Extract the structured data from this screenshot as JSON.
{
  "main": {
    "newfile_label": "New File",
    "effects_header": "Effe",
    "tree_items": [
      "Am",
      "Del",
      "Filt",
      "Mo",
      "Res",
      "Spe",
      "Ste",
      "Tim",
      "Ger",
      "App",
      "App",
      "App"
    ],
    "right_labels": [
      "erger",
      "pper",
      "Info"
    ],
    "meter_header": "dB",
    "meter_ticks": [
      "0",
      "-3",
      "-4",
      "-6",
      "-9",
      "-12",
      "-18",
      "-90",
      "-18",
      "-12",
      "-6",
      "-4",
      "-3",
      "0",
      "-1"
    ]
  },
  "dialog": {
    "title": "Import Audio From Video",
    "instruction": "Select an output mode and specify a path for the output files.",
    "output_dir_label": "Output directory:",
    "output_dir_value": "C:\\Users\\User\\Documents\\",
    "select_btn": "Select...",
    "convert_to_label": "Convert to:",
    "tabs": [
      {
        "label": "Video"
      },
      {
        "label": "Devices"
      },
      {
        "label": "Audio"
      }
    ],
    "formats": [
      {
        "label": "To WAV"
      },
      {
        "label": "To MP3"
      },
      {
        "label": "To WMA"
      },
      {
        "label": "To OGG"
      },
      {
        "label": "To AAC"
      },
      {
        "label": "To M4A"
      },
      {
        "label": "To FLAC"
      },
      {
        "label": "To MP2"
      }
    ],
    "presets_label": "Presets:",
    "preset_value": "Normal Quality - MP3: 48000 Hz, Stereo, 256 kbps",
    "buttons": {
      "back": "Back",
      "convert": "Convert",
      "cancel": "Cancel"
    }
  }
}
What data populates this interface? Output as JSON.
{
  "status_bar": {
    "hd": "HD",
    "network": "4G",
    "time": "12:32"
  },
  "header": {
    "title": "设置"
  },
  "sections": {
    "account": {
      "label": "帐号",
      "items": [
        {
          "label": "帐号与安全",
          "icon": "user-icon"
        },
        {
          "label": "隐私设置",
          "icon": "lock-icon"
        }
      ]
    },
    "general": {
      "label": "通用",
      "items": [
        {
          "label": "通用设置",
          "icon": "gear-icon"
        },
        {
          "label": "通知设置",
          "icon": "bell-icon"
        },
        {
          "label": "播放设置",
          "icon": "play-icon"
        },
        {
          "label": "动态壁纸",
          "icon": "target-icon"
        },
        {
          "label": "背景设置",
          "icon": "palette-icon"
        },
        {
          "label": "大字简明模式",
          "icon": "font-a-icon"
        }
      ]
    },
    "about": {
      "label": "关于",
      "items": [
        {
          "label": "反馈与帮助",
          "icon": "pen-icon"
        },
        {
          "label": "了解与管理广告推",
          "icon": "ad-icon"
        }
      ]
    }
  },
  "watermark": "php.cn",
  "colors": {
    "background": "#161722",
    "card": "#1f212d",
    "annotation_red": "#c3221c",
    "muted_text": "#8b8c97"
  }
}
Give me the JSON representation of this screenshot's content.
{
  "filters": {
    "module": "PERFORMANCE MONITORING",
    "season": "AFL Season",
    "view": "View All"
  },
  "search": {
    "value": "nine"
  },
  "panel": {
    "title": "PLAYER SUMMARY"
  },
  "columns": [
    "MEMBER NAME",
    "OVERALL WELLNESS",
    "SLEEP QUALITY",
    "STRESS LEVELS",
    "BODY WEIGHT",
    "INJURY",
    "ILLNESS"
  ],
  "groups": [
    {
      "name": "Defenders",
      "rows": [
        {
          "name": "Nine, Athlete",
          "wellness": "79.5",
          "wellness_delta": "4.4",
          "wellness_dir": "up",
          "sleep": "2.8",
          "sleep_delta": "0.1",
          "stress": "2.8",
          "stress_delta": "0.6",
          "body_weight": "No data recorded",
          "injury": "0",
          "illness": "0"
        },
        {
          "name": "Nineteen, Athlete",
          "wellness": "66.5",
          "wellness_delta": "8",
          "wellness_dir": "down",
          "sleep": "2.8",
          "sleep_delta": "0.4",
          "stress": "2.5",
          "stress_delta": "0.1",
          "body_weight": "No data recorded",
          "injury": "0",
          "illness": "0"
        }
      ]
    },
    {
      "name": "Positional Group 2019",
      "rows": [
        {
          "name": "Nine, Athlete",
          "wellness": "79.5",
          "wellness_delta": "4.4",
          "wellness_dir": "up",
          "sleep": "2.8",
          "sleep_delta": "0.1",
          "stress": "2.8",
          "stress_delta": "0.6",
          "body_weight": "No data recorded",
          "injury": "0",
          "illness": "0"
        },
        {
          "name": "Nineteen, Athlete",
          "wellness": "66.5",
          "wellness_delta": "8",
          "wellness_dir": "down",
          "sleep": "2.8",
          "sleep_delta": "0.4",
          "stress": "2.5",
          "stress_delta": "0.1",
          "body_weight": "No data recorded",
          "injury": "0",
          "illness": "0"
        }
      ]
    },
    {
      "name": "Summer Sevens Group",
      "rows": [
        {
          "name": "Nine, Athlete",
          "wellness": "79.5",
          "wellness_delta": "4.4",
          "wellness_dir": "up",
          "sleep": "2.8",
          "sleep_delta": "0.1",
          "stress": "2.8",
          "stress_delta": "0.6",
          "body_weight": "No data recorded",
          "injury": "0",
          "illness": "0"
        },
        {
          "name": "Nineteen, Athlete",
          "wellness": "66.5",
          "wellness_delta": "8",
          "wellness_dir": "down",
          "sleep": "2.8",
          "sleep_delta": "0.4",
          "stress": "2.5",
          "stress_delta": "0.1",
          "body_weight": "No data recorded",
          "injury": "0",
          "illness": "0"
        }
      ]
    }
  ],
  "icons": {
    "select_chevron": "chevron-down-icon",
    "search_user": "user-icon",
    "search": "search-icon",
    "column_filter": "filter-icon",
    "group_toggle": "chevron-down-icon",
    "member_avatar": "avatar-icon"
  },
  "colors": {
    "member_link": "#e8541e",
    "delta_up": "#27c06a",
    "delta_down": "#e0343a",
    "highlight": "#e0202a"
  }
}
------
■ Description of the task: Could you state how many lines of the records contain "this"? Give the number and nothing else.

■ Task output: 3